NI’s R-number drops amid lockdown restrictions

Michelle O'Neill and Arlene Foster hold a joint press conference in Dungannon, Co Tyrone. Credit: Presseye

The rate of coronavirus infection has fallen in Northern Ireland, but leaders say a tough few weeks lie ahead before it is reflected in terms of the pressure on the health service.

First Minister Arlene Foster and deputy First Minister Michelle O’Neill held a joint press conference in Dungannon on Tuesday afternoon.

They acknowledged the “weariness” with the restrictions in place, but urged people to continue to “take personal responsibility and do the right thing”.


For those who say ‘But someone else is doing it’, as my mother used to say, if they put their hand in the fire, there is no need for you to follow it.
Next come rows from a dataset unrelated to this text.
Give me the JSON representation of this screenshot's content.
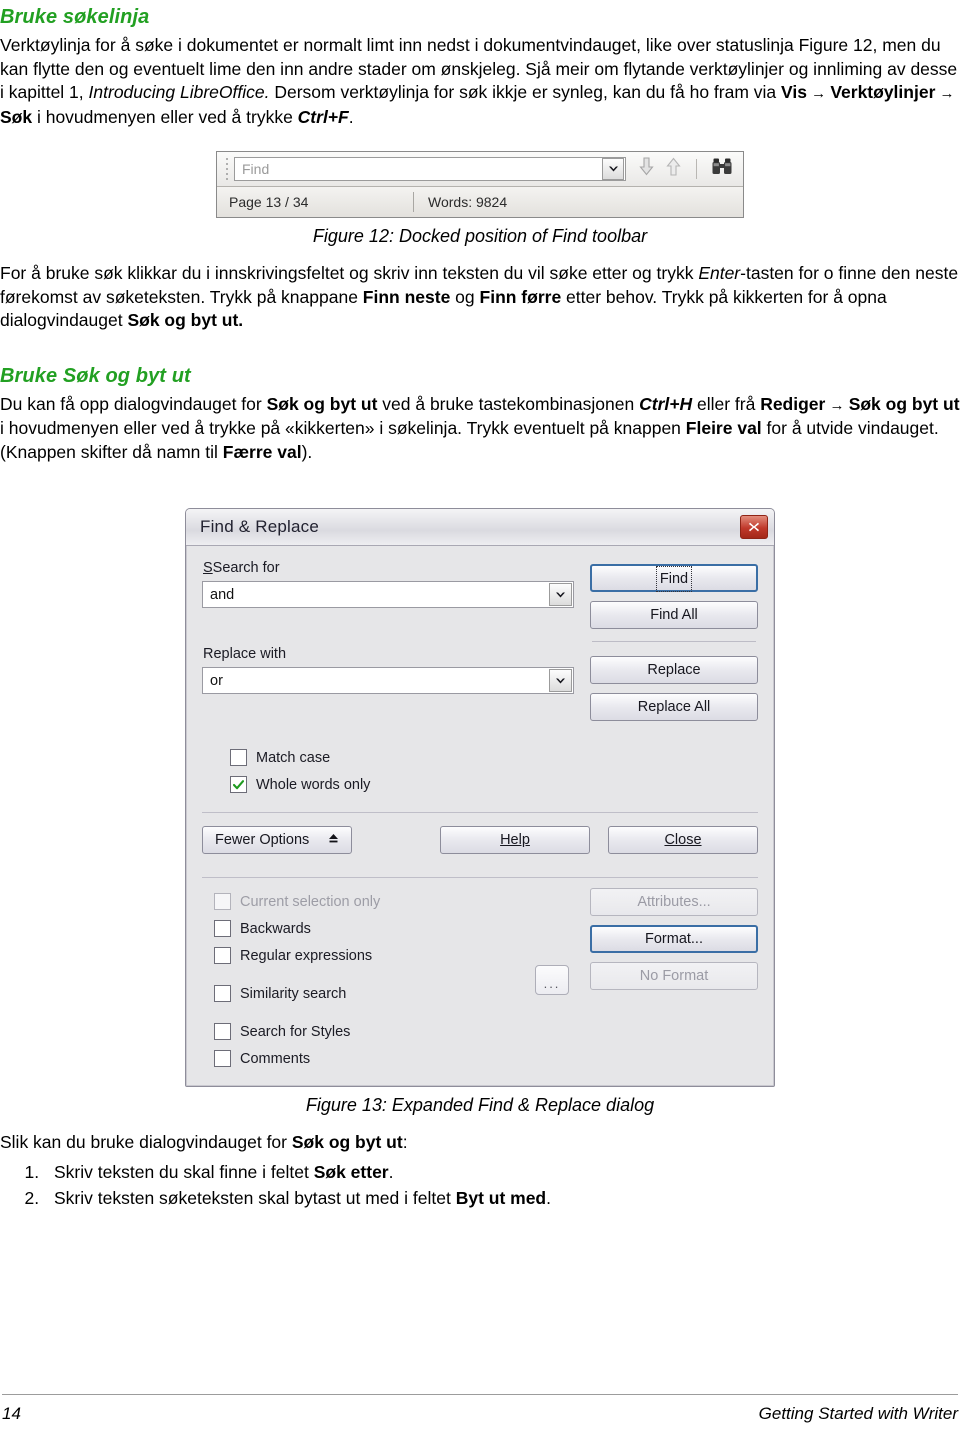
{
  "heading1": "Bruke søkelinja",
  "para1": {
    "s1": "Verktøylinja for å søke i dokumentet er normalt limt inn nedst i dokumentvindauget, like over statuslinja  Figure 12, men du kan flytte den og eventuelt lime den inn andre stader om ønskjeleg. Sjå meir om flytande verktøylinjer og innliming av desse i kapittel 1, ",
    "em1": "Introducing LibreOffice.",
    "s2": " Dersom verktøylinja for søk ikkje er synleg, kan du få ho fram via ",
    "b1": "Vis",
    "arrow1": " → ",
    "b2": "Verktøylinjer",
    "arrow2": " → ",
    "b3": "Søk",
    "s3": " i hovudmenyen eller ved å trykke ",
    "em2": "Ctrl+F",
    "s4": "."
  },
  "find_toolbar": {
    "search_placeholder": "Find",
    "dropdown_icon": "chevron-down-icon",
    "find_next_icon": "arrow-down-icon",
    "find_previous_icon": "arrow-up-icon",
    "find_replace_icon": "binoculars-icon",
    "status_page": "Page 13 / 34",
    "status_words": "Words: 9824"
  },
  "caption12": "Figure 12: Docked position of Find toolbar",
  "para2": {
    "s1": "For å bruke søk klikkar du i innskrivingsfeltet og skriv inn teksten du vil søke etter og trykk ",
    "em1": "Enter",
    "s2": "-tasten for o finne den neste førekomst av søketeksten. Trykk på knappane ",
    "b1": "Finn neste",
    "s3": " og ",
    "b2": "Finn førre",
    "s4": " etter behov. Trykk på kikkerten for å opna dialogvindauget ",
    "b3": "Søk og byt ut."
  },
  "heading2": "Bruke Søk og byt ut",
  "para3": {
    "s1": "Du kan få opp dialogvindauget for ",
    "b1": "Søk og byt ut",
    "s2": " ved å bruke tastekombinasjonen ",
    "em1": "Ctrl+H",
    "s3": " eller frå ",
    "b2": "Rediger",
    "arrow1": " → ",
    "b3": "Søk og byt ut",
    "s4": " i hovudmenyen eller ved å trykke på «kikkerten» i søkelinja. Trykk eventuelt på knappen ",
    "b4": "Fleire val",
    "s5": " for å utvide vindauget. (Knappen skifter då namn til ",
    "b5": "Færre val",
    "s6": ")."
  },
  "find_replace_dialog": {
    "title": "Find & Replace",
    "close_icon": "close-icon",
    "search_for_label": "Search for",
    "search_for_value": "and",
    "replace_with_label": "Replace with",
    "replace_with_value": "or",
    "dropdown_icon": "chevron-down-icon",
    "buttons": {
      "find": "Find",
      "find_all": "Find All",
      "replace": "Replace",
      "replace_all": "Replace All",
      "fewer_options": "Fewer Options",
      "fewer_options_icon": "caret-up-icon",
      "help": "Help",
      "close": "Close",
      "attributes": "Attributes...",
      "format": "Format...",
      "no_format": "No Format",
      "ellipsis": "..."
    },
    "checkboxes": [
      {
        "label": "Match case",
        "checked": false,
        "disabled": false
      },
      {
        "label": "Whole words only",
        "checked": true,
        "disabled": false
      }
    ],
    "options": [
      {
        "label": "Current selection only",
        "checked": false,
        "disabled": true
      },
      {
        "label": "Backwards",
        "checked": false,
        "disabled": false
      },
      {
        "label": "Regular expressions",
        "checked": false,
        "disabled": false
      },
      {
        "label": "Similarity search",
        "checked": false,
        "disabled": false
      },
      {
        "label": "Search for Styles",
        "checked": false,
        "disabled": false
      },
      {
        "label": "Comments",
        "checked": false,
        "disabled": false
      }
    ],
    "check_color": "#1f9b20",
    "default_button_border": "#3a6ea5"
  },
  "caption13": "Figure 13: Expanded Find & Replace dialog",
  "para4": {
    "s1": "Slik kan du bruke dialogvindauget for ",
    "b1": "Søk og byt ut",
    "s2": ":"
  },
  "steps": [
    {
      "s1": "Skriv teksten du skal finne i feltet ",
      "b1": "Søk etter",
      "s2": "."
    },
    {
      "s1": "Skriv teksten søketeksten skal bytast ut med i feltet ",
      "b1": "Byt ut med",
      "s2": "."
    }
  ],
  "footer": {
    "page_number": "14",
    "book_title": "Getting Started with Writer"
  },
  "colors": {
    "heading_green": "#22a022"
  }
}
First Minister Arlene Foster

“There is light at the end of the tunnel,” Mrs Foster said.

“The vaccine is rolling out at a very good rate, we can see a route back to normality - but it will take us months to get there.”

Earlier, the head of the Covid-19 vaccine programme in Northern Ireland said almost 100,000 jabs have so far been administered since it started on 8 December.

Patricia Donnelly described a “very high” level of uptake for the most vulnerable group.

Phase one, involving older adults in care homes and care home workers, is 92% complete, with the remaining outstanding due to Covid outbreaks.

The over-80s group is currently being worked through via GP surgeries, as well as the health staff group, and the programme is about to enter phase two which is for over 75s.

According to Ms Donnelly, there are seven large vaccination sites across Northern Ireland that will operate seven days a week from 8am to 8pm and a large number of mobile teams as well.

People are being urged not to give up on the restrictions as the R-number is coming down. Credit: Presseye

Speaking in Dungannon, the First Minister expressed disappointment at those not adhering to the guidelines and legislation, noting that some businesses were open that should not be and some staff were still being asked to attend when they should be working from home.

“That’s quite a selfish spirit, I have to say, and it’s not going to help us to beat the virus and keep people safe,” Mrs Foster said.

Stressing the pressure on the healthcare system, the deputy First Minister added: “It’s something we all have an ability to do something about.”


We’re in for difficult days ahead. The vaccine programme is rolling out, but it’s going to take us some months before we get to the point where we have significant vaccinations right across society to make the difference that we all really look forward to.

Deputy First Minister Michelle O’Neill

Ms O'Neill also expressed concern at employers asking staff to come into and retailers not operating in line with the spirit of the restrictions.

“That’s not only unfair to the smaller retailers who are complying with the requirement to remain closed, but it also goes against all the effort to stop the spread of coronavirus right across the community,” she said.

“We have agreed to convene an urgent round-table meeting with the retail sector, including the larger retailers, supermarkets, supply chains, along with the councils and the head of the Health and Safety Executive.

“That will give us an opportunity to address the issues which we have identified as problems and give us the opportunity to reinforce that message again of the need to comply with the spirit and the letter of the restrictions.”